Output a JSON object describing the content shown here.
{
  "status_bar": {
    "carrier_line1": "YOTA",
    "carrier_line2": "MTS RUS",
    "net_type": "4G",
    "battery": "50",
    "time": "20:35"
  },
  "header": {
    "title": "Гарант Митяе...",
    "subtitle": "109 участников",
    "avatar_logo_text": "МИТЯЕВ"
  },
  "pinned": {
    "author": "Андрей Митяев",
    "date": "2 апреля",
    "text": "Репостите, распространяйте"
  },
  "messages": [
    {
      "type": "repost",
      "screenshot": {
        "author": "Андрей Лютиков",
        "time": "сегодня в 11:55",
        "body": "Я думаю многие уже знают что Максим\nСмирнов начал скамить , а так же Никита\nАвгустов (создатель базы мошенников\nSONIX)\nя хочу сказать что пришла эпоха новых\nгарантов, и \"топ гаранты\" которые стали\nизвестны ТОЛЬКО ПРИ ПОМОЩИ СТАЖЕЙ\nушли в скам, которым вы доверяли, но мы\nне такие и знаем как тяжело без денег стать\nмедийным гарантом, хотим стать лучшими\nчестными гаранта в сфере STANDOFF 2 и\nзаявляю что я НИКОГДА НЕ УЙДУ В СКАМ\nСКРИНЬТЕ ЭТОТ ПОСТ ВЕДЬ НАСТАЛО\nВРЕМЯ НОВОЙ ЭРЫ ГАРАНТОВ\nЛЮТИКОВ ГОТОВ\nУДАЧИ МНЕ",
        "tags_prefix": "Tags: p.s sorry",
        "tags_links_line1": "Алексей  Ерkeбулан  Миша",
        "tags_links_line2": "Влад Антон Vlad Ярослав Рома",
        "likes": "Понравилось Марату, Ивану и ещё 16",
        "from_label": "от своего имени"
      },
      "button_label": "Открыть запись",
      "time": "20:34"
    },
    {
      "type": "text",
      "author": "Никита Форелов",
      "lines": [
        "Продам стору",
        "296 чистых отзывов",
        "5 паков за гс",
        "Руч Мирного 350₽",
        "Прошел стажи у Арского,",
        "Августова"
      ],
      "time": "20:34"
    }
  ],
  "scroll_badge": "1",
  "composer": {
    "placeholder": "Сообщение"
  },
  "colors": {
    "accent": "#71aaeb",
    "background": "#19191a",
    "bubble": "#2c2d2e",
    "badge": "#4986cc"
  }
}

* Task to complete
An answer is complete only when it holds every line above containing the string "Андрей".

* Expected output
    "author": "Андрей Митяев",
        "author": "Андрей Лютиков",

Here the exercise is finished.